SCOTLAND’s new curry-eating king has been crowned, after the refrigeration engineer wolfed down a bowl of the country’s hottest curry just moments before a female footballer finished hers.
At the Curry King or Queen Contest, 23-year-old Paul Jeffrey narrowly beat Hibs’ ladies goalkeeper Dani Downs to take the crown today (sat).
Seven competitors battled it out to see who could finish a bowl of eye-wateringly hot Kismot Killer curry first, after first finishing two bowls of increasingly hot dishes.
The competition, at Kismot Indian restaurant in Edinburgh, left two over-ambitious eaters needing hospital treatment last year.
But this year, with a toned-down curry in place and doctors on hand, the only medical issues were a few contestants throwing up and the winner getting some chilli in his eye.
Shoveling spoonfuls of the curry, which is packed with Ghost and Jolokia peppers, into his mouth, Paul finished his bowl and stood up barely three seconds ahead of Dani.
The 26-year-old goalkeeper bravely took part despite having a crunch match against Paisley tomorrow.
The competitors faced three rounds of increasingly hot curry, and were required to finish their bowls without drinking milk or throwing up to progress to the next round.
One competitor, 25-year old Edinburgh man Nick Jones, joked after the first round: “I’ve had Jalfrezis hotter than that!”
After the second round the seven looked worse for wear, with Ben McClelland saying: “My mouth feels like it’s on fire!”
All seven made it through, meaning the first one to finish the last bowl would take the crown from current Queen Beverly Jones, 53.
The final round was carried in to the restaurant by chef Abdul Ali, who wore a firefighter’s hazardous material suit to bring out the bowls of curry.
Competitors had to stand up immediately after finishing their bowls, and after no more than a minute Paul was the first on his feet, followed closely by Dani, 26.
The Hibs ladies’s goalkeeper had to dash to the bathroom, and Neil Malcolm, a competitor from Longstone in Edinburgh, had to use one of the buckets provided for the contestants to throw up in.
Before the competition began, Paul, an air conditioning and refrigeration engineer from South Queensferry in West Lothian, said he was confident of doing well.
He said: “I’ve never been beaten by a curry yet. I usually get a Phall curry, but I’ve not tried the Kismot Killer before.
“I’m expecting to be putting baby wipes in the fridge tonight.”
Afterwards, a paler Paul had to bolt for the toilet before posing for photographs, and also had to use his bucket.
He had to wash his eye out with water after rubbing it with his hand, which transferred some of the stingingly hot chilli.
He said after the competition: “My stomach is cramping. I feel like a girl on my period.

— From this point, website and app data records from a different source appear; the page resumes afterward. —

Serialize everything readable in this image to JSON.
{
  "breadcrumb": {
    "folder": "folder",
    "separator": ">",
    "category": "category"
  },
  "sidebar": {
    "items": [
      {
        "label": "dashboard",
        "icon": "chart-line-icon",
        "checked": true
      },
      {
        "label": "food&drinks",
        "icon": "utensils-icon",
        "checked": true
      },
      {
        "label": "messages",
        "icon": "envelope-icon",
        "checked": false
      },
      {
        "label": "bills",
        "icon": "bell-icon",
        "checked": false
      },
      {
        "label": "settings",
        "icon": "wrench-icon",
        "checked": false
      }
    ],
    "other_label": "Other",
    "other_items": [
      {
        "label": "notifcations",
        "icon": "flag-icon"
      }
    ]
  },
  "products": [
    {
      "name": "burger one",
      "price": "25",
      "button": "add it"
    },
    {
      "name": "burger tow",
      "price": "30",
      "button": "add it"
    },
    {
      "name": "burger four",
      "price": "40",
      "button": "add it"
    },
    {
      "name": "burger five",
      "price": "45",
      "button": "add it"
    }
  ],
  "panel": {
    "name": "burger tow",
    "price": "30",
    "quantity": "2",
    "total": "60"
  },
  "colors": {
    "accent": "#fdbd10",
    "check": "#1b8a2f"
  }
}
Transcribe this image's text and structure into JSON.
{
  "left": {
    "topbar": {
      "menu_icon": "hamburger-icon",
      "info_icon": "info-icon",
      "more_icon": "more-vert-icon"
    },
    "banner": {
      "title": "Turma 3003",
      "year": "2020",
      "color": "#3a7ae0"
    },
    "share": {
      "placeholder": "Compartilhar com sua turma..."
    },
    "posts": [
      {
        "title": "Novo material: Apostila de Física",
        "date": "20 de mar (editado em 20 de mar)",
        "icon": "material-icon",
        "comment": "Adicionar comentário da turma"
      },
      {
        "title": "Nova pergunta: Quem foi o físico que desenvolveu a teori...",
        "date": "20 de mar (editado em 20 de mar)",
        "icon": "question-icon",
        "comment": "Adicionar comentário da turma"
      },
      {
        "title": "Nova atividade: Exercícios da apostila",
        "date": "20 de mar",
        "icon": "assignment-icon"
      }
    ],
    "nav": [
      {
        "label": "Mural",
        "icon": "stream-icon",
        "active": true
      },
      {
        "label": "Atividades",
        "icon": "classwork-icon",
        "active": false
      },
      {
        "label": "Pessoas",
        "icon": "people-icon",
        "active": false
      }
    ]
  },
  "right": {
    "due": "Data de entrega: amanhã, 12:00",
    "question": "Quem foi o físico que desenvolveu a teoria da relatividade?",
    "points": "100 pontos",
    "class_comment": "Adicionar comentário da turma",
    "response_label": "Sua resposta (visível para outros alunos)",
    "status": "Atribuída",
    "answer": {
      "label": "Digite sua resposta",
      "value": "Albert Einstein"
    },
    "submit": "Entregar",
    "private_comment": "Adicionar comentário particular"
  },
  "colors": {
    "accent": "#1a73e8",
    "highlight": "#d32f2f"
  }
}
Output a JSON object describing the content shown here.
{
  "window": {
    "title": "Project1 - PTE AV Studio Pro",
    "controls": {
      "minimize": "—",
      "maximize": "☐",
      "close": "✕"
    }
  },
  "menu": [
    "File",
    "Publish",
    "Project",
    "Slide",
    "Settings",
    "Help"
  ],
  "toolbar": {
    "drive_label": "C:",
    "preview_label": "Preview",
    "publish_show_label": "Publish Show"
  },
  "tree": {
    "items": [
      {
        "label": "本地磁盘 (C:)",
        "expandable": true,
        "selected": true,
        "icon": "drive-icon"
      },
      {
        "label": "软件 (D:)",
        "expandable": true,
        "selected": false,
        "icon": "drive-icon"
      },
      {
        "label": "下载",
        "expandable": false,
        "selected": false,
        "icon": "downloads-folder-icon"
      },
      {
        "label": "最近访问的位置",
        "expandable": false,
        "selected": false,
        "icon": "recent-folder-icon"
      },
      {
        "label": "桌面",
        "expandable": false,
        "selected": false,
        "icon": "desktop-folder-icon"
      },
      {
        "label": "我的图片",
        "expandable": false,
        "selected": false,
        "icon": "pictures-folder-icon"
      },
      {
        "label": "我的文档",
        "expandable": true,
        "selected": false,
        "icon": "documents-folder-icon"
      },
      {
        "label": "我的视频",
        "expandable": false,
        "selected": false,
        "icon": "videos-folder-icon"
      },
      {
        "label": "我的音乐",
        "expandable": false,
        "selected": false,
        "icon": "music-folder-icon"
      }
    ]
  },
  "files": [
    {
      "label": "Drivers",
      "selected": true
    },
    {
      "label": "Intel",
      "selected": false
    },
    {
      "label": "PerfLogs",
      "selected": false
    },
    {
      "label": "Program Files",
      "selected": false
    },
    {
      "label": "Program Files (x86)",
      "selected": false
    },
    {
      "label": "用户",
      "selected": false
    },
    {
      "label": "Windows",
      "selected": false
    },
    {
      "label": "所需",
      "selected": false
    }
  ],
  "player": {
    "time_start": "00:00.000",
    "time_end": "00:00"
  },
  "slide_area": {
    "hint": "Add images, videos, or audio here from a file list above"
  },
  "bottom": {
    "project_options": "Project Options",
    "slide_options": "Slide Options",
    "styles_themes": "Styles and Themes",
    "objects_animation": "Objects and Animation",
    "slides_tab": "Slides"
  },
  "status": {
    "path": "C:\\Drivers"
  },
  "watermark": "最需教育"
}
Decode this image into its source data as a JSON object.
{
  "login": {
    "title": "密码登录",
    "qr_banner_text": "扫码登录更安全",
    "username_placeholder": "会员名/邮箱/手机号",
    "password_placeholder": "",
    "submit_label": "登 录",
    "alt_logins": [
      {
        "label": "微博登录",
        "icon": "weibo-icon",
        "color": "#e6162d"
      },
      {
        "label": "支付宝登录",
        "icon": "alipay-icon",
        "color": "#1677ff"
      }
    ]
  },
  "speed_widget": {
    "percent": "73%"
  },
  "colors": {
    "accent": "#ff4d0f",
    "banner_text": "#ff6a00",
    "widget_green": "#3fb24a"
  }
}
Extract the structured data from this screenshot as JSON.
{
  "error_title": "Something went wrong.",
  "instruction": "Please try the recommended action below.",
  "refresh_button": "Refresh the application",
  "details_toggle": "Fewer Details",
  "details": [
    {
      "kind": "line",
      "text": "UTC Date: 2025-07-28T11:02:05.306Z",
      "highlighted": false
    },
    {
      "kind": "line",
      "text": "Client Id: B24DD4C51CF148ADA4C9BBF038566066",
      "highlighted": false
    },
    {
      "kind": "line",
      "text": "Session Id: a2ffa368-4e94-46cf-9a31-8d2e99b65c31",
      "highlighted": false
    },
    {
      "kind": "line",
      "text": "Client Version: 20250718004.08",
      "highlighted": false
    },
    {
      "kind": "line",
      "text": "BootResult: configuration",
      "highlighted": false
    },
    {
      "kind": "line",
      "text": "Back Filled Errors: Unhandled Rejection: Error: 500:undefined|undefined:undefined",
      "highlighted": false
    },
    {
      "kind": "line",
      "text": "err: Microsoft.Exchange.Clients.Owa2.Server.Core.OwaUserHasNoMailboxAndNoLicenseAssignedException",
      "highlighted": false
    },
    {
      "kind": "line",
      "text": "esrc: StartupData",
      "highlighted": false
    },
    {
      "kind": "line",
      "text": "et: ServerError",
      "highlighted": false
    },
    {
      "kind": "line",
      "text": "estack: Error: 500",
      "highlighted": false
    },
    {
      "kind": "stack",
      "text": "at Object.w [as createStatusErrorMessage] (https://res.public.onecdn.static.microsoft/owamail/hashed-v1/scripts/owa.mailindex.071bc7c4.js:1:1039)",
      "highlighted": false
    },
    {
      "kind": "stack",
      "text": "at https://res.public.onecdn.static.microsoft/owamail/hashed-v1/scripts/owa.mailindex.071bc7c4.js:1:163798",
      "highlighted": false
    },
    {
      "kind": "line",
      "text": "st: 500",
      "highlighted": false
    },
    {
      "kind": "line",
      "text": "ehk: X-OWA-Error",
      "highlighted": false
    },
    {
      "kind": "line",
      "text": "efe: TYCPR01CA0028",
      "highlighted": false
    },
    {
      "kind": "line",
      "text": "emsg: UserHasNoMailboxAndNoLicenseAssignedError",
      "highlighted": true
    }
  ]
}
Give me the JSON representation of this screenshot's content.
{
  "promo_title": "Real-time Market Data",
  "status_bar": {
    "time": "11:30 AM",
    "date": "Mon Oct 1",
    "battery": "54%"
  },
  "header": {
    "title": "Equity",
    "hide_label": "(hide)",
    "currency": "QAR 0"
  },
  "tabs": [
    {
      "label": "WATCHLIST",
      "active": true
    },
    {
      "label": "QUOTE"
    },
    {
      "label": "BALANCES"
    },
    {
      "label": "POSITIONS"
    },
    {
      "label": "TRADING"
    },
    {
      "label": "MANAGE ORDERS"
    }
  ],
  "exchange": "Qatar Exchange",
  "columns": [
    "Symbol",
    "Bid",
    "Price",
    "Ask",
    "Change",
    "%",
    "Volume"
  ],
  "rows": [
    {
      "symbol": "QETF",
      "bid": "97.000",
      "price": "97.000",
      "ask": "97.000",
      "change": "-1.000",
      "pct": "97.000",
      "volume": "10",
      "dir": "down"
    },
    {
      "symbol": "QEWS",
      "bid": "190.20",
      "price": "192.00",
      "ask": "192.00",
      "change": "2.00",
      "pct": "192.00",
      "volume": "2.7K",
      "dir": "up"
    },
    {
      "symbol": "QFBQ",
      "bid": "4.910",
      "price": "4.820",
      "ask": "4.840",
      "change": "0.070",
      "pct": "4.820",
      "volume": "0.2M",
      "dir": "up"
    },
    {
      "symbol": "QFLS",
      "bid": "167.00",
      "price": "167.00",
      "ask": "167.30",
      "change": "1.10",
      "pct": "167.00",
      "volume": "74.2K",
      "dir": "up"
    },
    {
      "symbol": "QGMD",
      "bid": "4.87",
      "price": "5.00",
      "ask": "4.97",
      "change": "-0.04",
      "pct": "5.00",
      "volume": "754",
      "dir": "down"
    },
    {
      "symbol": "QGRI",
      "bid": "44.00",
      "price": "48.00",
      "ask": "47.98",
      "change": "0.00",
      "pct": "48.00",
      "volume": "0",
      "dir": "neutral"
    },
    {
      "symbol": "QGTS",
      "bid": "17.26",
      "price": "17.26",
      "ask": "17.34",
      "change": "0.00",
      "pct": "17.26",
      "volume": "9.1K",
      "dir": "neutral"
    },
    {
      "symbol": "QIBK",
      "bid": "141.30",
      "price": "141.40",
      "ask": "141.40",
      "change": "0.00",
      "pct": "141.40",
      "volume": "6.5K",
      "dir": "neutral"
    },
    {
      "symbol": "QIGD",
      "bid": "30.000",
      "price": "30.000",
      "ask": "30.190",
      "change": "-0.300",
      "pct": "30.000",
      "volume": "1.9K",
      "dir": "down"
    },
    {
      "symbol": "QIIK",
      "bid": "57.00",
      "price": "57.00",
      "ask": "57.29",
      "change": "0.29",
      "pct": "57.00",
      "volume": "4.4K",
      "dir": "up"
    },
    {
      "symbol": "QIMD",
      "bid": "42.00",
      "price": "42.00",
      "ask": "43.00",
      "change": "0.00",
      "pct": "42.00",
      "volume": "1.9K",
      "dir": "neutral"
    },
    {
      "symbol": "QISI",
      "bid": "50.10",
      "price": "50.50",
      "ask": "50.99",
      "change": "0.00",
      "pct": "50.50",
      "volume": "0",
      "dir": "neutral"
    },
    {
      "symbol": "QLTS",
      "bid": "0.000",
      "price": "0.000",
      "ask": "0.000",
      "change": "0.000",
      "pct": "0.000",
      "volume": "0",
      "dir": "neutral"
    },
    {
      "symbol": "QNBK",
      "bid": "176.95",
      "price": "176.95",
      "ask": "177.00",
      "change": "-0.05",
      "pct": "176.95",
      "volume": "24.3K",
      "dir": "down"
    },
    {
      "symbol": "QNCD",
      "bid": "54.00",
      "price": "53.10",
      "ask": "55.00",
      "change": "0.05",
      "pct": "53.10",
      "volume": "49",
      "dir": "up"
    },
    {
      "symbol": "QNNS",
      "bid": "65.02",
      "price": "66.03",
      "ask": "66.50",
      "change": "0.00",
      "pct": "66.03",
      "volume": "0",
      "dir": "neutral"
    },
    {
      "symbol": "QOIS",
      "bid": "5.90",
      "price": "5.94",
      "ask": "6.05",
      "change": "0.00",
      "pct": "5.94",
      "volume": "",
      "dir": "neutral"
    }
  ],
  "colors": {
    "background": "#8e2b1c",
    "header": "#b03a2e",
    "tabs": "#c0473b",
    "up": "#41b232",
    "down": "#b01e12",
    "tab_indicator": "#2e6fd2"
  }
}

“It was really sore getting it in my eye. I’ve always liked hot food, my strategy was just to scoff it.”
But he said the pain was worth it for the title: “It was good fun, it was an experience.”
Runner-up Dani Downs said afterwards she wouldn’t be taking part next
year: “I think once is enough.
“The first two courses were nice and tasty but the last one gave me stomach cramps.
“It’s lethal! Hopefully I’ll be able to play tomorrow and hopefully we’ll win.”
Third place Adrian Elliott faced an uncomfortable two-hour drive to his home in Aberdeen after the competition.
He said: “It’s disappointing, I should’ve eaten it quicker. But I’ll enter next year.”
The competition was judged by Labour MP Ian Murray, Miss India Scotland Ramit Kaur and boxer John McCallum.
John said: “I’d rather go 12 rounds than take a mouthful of that!”
Last year’s winner Beverly Jones warned the competitors before the last round the experience gave stomach cramps worse than childbirth.
Money raised from the competition, which included a £25 entry fee from each contestant, went to the Scottish Ambulance Service, which ferried last year’s casualties to Edinburgh Royal Infirmary.